Data to use START
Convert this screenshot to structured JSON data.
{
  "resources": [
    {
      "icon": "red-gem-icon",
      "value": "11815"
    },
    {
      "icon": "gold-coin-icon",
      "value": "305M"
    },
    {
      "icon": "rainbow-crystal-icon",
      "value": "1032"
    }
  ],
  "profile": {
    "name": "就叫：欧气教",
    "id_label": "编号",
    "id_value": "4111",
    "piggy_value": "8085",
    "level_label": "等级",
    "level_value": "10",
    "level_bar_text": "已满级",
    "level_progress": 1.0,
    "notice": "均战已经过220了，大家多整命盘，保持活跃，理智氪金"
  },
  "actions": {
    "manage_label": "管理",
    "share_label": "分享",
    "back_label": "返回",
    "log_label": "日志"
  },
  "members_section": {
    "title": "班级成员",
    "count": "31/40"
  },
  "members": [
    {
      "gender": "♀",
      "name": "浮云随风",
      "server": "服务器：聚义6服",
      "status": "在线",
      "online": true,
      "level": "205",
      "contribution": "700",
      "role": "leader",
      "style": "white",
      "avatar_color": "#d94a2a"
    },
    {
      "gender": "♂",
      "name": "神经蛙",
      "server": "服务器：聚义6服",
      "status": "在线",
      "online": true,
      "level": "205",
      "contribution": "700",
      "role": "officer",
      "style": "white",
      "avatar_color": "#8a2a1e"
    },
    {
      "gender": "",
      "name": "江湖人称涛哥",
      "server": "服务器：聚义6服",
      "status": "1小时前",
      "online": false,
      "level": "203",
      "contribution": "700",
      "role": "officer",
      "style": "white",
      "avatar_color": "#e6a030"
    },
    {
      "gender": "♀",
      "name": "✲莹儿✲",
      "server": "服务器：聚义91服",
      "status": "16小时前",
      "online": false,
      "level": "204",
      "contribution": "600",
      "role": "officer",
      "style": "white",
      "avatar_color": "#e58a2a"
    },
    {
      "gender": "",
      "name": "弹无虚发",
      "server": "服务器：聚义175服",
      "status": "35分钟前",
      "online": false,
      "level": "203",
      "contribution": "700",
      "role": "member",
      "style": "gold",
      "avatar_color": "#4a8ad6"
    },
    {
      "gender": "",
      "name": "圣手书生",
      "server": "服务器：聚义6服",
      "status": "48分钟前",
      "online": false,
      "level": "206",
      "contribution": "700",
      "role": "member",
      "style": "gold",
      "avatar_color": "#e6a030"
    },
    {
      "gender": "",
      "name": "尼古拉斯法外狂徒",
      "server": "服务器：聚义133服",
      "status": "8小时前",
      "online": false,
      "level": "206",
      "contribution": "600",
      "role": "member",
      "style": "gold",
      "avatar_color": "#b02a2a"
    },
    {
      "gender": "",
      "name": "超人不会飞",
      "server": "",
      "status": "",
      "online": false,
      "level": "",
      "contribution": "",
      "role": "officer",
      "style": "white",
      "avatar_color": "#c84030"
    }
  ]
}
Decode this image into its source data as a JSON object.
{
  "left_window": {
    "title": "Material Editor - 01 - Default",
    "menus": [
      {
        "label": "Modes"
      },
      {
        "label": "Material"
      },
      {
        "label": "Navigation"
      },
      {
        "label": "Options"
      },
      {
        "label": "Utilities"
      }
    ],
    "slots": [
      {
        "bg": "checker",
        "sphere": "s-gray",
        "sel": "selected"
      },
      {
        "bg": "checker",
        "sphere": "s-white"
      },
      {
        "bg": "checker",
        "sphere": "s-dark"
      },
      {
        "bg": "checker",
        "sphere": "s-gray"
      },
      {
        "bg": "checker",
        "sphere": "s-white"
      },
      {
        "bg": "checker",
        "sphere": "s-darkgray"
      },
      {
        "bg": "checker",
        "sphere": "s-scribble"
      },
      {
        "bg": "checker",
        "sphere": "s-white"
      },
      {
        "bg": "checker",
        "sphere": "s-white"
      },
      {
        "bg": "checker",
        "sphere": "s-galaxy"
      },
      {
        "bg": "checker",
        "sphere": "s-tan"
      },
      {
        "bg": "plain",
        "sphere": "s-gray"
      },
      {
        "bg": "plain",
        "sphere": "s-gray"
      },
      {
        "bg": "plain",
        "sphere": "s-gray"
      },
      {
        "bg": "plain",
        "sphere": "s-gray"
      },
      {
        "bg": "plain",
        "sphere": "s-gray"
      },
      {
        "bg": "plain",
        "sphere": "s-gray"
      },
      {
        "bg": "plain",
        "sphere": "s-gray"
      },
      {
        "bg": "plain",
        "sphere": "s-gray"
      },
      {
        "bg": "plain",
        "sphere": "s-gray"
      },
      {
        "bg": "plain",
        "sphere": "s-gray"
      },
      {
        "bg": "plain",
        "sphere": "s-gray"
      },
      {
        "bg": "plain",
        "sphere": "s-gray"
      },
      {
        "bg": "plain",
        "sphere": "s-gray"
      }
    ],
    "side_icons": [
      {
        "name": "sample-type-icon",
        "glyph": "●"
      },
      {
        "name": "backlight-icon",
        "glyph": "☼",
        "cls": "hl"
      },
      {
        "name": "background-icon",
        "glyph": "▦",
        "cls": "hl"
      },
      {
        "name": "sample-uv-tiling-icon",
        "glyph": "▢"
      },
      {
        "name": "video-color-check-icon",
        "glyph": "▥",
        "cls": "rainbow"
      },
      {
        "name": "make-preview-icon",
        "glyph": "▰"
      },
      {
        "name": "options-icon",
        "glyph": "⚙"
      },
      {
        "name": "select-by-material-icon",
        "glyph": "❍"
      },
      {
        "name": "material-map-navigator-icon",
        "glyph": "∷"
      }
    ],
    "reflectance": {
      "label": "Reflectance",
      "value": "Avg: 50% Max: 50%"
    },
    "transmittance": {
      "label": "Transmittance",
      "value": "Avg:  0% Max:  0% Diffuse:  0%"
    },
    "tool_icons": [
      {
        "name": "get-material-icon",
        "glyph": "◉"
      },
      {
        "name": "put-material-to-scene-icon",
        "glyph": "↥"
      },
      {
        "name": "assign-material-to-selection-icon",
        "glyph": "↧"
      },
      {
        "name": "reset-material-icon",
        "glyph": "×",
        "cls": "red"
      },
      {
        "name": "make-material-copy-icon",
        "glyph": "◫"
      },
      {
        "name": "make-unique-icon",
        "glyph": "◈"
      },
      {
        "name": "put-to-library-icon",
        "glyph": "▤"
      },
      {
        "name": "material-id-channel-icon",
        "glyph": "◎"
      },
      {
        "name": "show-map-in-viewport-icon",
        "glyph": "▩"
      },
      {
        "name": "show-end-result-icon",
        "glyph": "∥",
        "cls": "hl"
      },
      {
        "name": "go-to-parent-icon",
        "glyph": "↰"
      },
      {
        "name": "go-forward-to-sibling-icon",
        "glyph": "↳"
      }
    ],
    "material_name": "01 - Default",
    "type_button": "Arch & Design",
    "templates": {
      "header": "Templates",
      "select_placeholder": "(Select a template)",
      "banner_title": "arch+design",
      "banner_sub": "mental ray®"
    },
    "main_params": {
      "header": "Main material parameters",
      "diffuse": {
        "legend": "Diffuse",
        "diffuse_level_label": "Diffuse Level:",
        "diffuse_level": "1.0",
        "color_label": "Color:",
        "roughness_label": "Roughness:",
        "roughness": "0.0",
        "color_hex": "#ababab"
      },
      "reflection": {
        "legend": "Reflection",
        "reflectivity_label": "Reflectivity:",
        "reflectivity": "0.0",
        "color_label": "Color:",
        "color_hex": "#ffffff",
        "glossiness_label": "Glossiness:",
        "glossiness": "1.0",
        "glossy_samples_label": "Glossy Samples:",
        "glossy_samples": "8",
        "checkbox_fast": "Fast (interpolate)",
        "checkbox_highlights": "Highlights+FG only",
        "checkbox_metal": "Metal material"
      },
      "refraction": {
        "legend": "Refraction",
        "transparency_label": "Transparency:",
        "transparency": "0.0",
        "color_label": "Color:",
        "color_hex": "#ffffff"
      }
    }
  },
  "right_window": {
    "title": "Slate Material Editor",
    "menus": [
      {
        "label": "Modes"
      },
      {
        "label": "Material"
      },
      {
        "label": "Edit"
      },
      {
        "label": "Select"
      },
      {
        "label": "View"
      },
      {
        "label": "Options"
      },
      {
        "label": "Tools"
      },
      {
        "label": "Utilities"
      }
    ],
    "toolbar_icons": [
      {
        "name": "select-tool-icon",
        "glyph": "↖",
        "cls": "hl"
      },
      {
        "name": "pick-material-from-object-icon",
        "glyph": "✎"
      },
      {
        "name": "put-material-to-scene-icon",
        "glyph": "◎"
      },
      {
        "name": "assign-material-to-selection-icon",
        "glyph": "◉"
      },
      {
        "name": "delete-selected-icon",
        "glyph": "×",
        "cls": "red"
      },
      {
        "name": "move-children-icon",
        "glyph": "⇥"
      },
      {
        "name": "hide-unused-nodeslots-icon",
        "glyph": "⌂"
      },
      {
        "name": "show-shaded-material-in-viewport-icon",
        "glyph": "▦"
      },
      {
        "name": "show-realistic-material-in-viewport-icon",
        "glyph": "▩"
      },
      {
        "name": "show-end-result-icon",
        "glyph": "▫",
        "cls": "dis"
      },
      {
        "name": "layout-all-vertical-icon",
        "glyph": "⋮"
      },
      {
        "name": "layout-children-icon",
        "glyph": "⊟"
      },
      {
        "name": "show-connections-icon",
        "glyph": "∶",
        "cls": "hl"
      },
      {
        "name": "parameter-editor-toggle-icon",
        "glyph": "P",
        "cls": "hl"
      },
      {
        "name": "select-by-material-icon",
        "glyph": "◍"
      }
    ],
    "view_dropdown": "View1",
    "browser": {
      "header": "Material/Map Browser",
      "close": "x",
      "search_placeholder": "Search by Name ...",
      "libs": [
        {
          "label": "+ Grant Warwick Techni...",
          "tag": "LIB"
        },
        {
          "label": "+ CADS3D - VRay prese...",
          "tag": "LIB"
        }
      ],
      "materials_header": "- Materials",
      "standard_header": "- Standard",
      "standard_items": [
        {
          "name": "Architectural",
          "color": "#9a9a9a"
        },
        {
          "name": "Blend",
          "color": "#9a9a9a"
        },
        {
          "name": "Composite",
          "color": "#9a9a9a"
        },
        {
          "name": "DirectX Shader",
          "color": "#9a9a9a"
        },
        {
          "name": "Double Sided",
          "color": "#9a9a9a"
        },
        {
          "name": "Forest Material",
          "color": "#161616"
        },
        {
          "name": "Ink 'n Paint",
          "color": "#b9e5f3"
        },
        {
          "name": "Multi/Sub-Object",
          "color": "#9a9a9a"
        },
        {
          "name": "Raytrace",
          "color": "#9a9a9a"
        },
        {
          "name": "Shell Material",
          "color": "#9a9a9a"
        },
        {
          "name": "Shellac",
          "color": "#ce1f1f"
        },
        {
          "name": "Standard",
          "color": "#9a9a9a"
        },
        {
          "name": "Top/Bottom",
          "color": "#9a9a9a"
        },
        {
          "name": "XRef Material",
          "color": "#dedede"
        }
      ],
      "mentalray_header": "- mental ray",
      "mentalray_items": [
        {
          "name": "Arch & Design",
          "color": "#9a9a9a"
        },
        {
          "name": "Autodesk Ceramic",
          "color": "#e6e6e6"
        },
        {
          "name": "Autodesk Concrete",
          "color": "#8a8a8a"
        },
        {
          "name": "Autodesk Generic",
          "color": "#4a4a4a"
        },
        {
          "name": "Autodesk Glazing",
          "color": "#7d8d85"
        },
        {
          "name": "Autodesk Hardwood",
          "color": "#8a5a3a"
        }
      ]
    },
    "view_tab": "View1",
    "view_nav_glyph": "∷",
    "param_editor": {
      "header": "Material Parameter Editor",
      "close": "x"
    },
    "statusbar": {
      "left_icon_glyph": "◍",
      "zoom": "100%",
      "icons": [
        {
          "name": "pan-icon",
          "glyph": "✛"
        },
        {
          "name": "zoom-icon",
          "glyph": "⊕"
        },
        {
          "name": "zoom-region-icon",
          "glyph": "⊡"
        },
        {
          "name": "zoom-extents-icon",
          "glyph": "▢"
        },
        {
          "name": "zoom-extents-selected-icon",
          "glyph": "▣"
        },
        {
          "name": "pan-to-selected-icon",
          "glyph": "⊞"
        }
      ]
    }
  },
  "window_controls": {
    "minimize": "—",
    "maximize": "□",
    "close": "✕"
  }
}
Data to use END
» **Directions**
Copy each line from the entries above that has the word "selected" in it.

» **Answer box**
        "sel": "selected"
        "name": "delete-selected-icon",
          "name": "zoom-extents-selected-icon",
          "name": "pan-to-selected-icon",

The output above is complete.